The underlying thoughts behind green-lighting the deployment frequency metric seem to be this: If deploying is easy and painless, you’ll do it more often. If you deploy more often, you can shorten feedback loops and get information that helps to build a better quality deliverable. With this in mind, the idea of people treating the deployment frequency metric as a target and optimizing to it in lieu of other activities doesn’t have a lot of downside for those still struggling in this area.
When Does Your Metric Expire?
We know that any metric, including a vanity metric, can be good if it is truly helping us reach a goal. But, it may not continue to be helpful forever. People don’t often realize that a metric can, and should, be discarded once it serves its purpose. We generally seem to believe that if a metric helps us now, then it will continue to be valuable in the future.
Consider this: If I have high blood pressure because I’m overweight, but then proceed to lose 50 pounds and show a sustained period of normal blood pressure, at some point I can stop measuring my blood pressure every day. In your IT department, once you have a well-oiled deployment machine, do you need to hyper-focus on your deployment frequency or can you decide to step back and do an occasional health check? What’s the point in focusing on that and trying to turn 100 deployments a week to 500 or to 1,000? When do you reach a point of diminishing return, where the reason behind the metric is no longer about improving our process and more about hitting a higher and higher target? Don’t be a hoarder when it comes to metrics — know when to let them go.
Metrics should be based on your current challenges and map to your goals. As your goals and contexts change, your portfolio of metrics should also change. Regularly review your metrics to ensure that they still map to your goals. Ask yourself and your team why they are still relevant, to ensure you’re not optimizing to the wrong metrics.
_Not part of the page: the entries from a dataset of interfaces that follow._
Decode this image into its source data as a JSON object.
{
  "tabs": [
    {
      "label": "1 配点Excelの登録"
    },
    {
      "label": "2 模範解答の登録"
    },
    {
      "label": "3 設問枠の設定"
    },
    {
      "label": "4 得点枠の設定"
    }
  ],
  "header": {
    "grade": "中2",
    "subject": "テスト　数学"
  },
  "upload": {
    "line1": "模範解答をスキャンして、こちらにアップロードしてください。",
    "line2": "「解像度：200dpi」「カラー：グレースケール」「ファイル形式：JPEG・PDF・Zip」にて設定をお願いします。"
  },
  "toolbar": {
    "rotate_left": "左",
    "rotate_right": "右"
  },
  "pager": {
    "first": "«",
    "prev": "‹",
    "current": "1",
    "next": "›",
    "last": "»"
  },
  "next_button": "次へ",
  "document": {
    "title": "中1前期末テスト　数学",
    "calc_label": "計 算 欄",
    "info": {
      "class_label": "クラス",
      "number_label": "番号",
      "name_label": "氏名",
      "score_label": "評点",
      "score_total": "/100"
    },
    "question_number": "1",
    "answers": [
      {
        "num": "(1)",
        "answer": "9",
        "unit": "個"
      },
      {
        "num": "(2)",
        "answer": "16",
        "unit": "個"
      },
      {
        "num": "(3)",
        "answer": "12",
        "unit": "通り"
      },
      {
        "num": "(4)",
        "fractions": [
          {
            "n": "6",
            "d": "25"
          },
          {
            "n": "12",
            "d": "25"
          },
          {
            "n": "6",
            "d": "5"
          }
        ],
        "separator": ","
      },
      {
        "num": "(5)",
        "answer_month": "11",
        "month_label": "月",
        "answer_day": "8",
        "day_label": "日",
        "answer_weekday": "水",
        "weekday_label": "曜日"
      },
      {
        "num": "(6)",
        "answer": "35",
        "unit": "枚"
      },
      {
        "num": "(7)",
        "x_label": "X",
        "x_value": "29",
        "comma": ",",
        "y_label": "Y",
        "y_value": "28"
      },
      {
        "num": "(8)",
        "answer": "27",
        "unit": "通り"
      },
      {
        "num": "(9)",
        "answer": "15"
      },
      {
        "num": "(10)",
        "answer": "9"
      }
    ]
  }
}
If a vanity metric, or any other metric people generally call “bad,” can actually help you solve your current problem, then measure it. Just make sure you’re not fooling yourself about what it’s telling you. Then, when the need has passed, stop using the metric so you don’t fall victim to aiming for targets at the cost of your organizational goals. To learn more, watch my webinar on Metric-Driven Coaching.